We love Juno’s stunning new photos of Jupiter’s Great Red Spot as much as anyone, but when it comes to giant storms, the Great Red Spot has some stiff competition.
Neptune is a good breeding ground for storms because its atmosphere is incredibly windy — its winds can whip at nine times the strength of Earth’s peak winds and three times the strength of Jupiter’s. The Voyager 2 spacecraft and the Hubble Space Telescope have photographed a range of “Great Dark Spots” growing and shrinking on the planet.
But now, scientists have spotted an unusually large cluster of bright clouds on Neptune’s surface. The storm is a little smaller than Earth, at more than 5,500 miles across. And while the other storms spotted on Neptune have all been in the mid-latitudes, this one is surprisingly close to the planet’s equator.
Ned Molter, a graduate student at the University of California, Berkeley, spotted the storm from the Keck Observatory in Hawaii. But finding an incredible feature wasn’t even part of the plan: He and his adviser were there to develop protocols for observing during twilight, when astronomers are usually waiting for the sky to darken completely.

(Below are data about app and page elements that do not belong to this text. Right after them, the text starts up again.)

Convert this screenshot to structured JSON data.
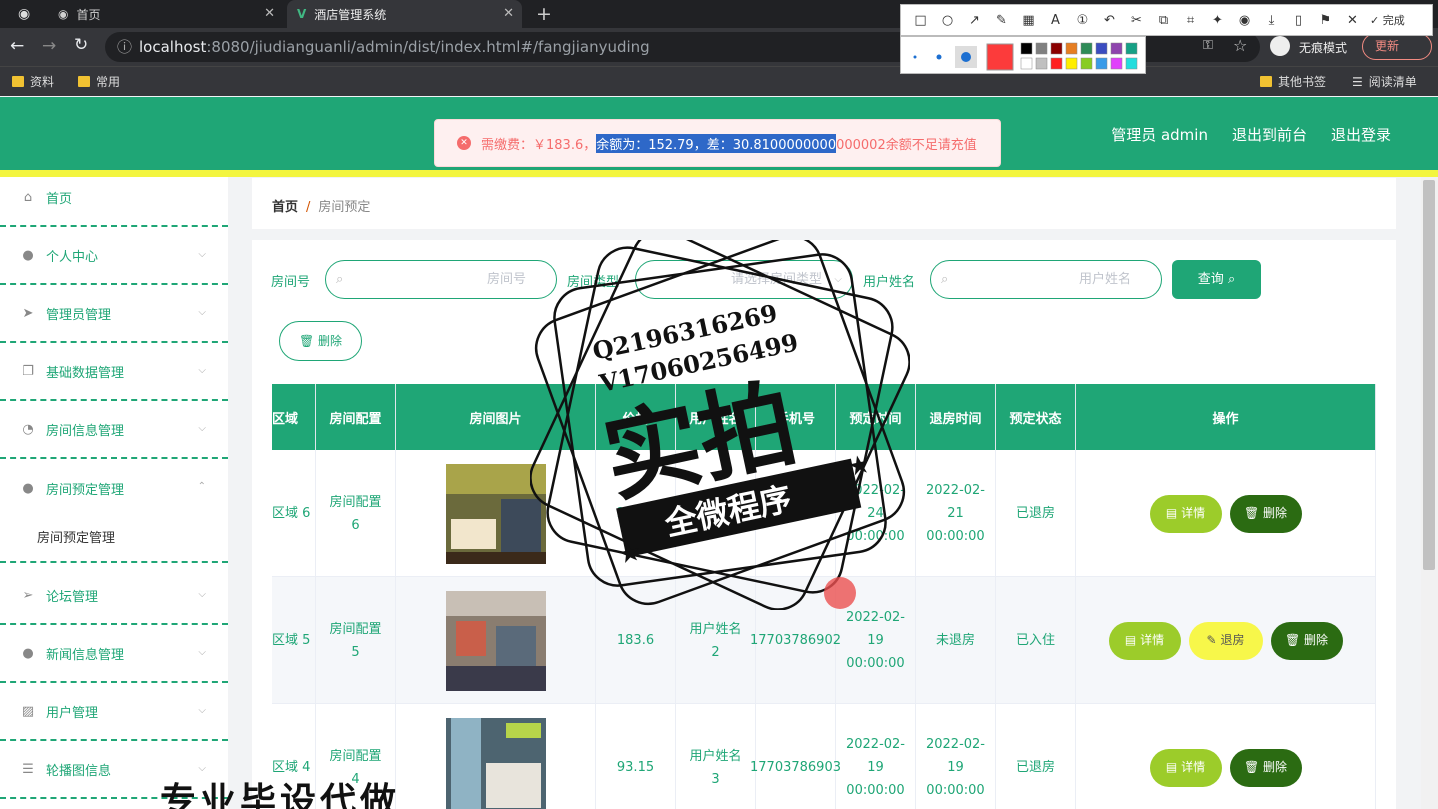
{
  "browser": {
    "tabs": [
      {
        "title": "首页"
      },
      {
        "title": "酒店管理系统"
      }
    ],
    "url_host": "localhost",
    "url_rest": ":8080/jiudianguanli/admin/dist/index.html#/fangjianyuding",
    "incognito_label": "无痕模式",
    "update_label": "更新",
    "bookmarks": [
      "资料",
      "常用"
    ],
    "bookmarks_right": [
      "其他书签",
      "阅读清单"
    ]
  },
  "snap_toolbar": {
    "done_label": "完成"
  },
  "header": {
    "user_label": "管理员 admin",
    "to_front_label": "退出到前台",
    "logout_label": "退出登录"
  },
  "alert": {
    "prefix": "需缴费：￥183.6，",
    "highlighted": "余额为：152.79，差：30.8100000000",
    "suffix": "000002余额不足请充值"
  },
  "sidebar": {
    "items": [
      {
        "label": "首页",
        "icon": "home-icon"
      },
      {
        "label": "个人中心",
        "icon": "user-icon"
      },
      {
        "label": "管理员管理",
        "icon": "send-icon"
      },
      {
        "label": "基础数据管理",
        "icon": "copy-icon"
      },
      {
        "label": "房间信息管理",
        "icon": "dashboard-icon"
      },
      {
        "label": "房间预定管理",
        "icon": "bulb-icon"
      },
      {
        "label": "论坛管理",
        "icon": "location-icon"
      },
      {
        "label": "新闻信息管理",
        "icon": "user-icon"
      },
      {
        "label": "用户管理",
        "icon": "chart-icon"
      },
      {
        "label": "轮播图信息",
        "icon": "list-icon"
      }
    ],
    "sub_item": "房间预定管理"
  },
  "breadcrumb": {
    "home": "首页",
    "current": "房间预定"
  },
  "filters": {
    "room_no_label": "房间号",
    "room_no_placeholder": "房间号",
    "room_type_label": "房间类型",
    "room_type_placeholder": "请选择房间类型",
    "user_name_label": "用户姓名",
    "user_name_placeholder": "用户姓名",
    "query_label": "查询",
    "delete_label": "删除"
  },
  "table": {
    "headers": [
      "区域",
      "房间配置",
      "房间图片",
      "价格",
      "用户姓名",
      "手机号",
      "预定时间",
      "退房时间",
      "预定状态",
      "操作"
    ],
    "rows": [
      {
        "area": "区域 6",
        "config": "房间配置 6",
        "price": "244.1",
        "user": "用户姓名",
        "phone": "6901",
        "book_time": "2022-02-24 00:00:00",
        "checkout": "2022-02-21 00:00:00",
        "status": "已退房",
        "actions": [
          "详情",
          "删除"
        ]
      },
      {
        "area": "区域 5",
        "config": "房间配置 5",
        "price": "183.6",
        "user": "用户姓名 2",
        "phone": "17703786902",
        "book_time": "2022-02-19 00:00:00",
        "checkout": "未退房",
        "status": "已入住",
        "actions": [
          "详情",
          "退房",
          "删除"
        ]
      },
      {
        "area": "区域 4",
        "config": "房间配置 4",
        "price": "93.15",
        "user": "用户姓名 3",
        "phone": "17703786903",
        "book_time": "2022-02-19 00:00:00",
        "checkout": "2022-02-19 00:00:00",
        "status": "已退房",
        "actions": [
          "详情",
          "删除"
        ]
      }
    ]
  },
  "watermark": {
    "line1": "Q2196316269",
    "line2": "V17060256499",
    "big": "实拍",
    "ribbon": "全微程序",
    "bottom": "专业毕设代做"
  }
}
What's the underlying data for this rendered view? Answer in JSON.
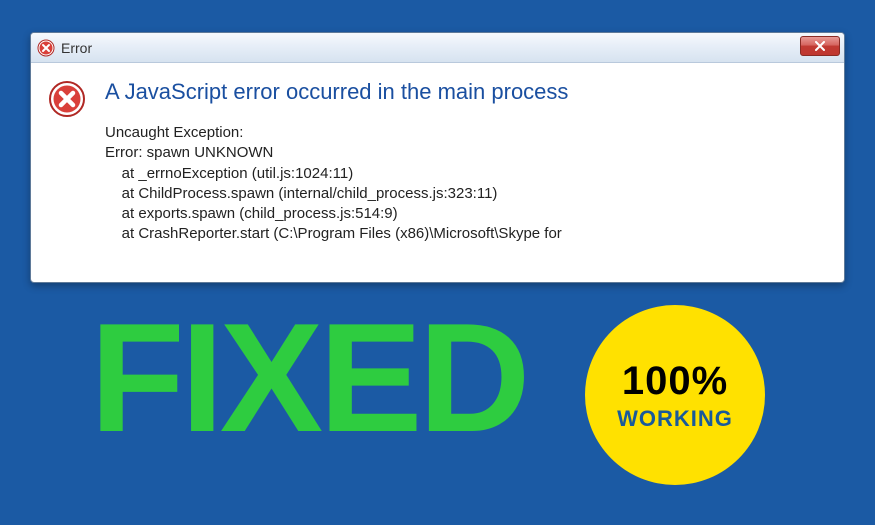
{
  "dialog": {
    "title": "Error",
    "main_message": "A JavaScript error occurred in the main process",
    "exception_heading": "Uncaught Exception:",
    "error_line": "Error: spawn UNKNOWN",
    "stack": [
      "    at _errnoException (util.js:1024:11)",
      "    at ChildProcess.spawn (internal/child_process.js:323:11)",
      "    at exports.spawn (child_process.js:514:9)",
      "    at CrashReporter.start (C:\\Program Files (x86)\\Microsoft\\Skype for"
    ]
  },
  "promo": {
    "fixed": "FIXED",
    "badge_top": "100%",
    "badge_bottom": "WORKING"
  }
}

For such a large storm to stick together for a week, there has to be something holding it together. The scientists think that might be a dark vortex in Neptune’s lower atmosphere, which would funnel gas up to cool and form methane clouds. It could also be tied to Neptune’s decades-long seasons during its 165-year orbit around the sun.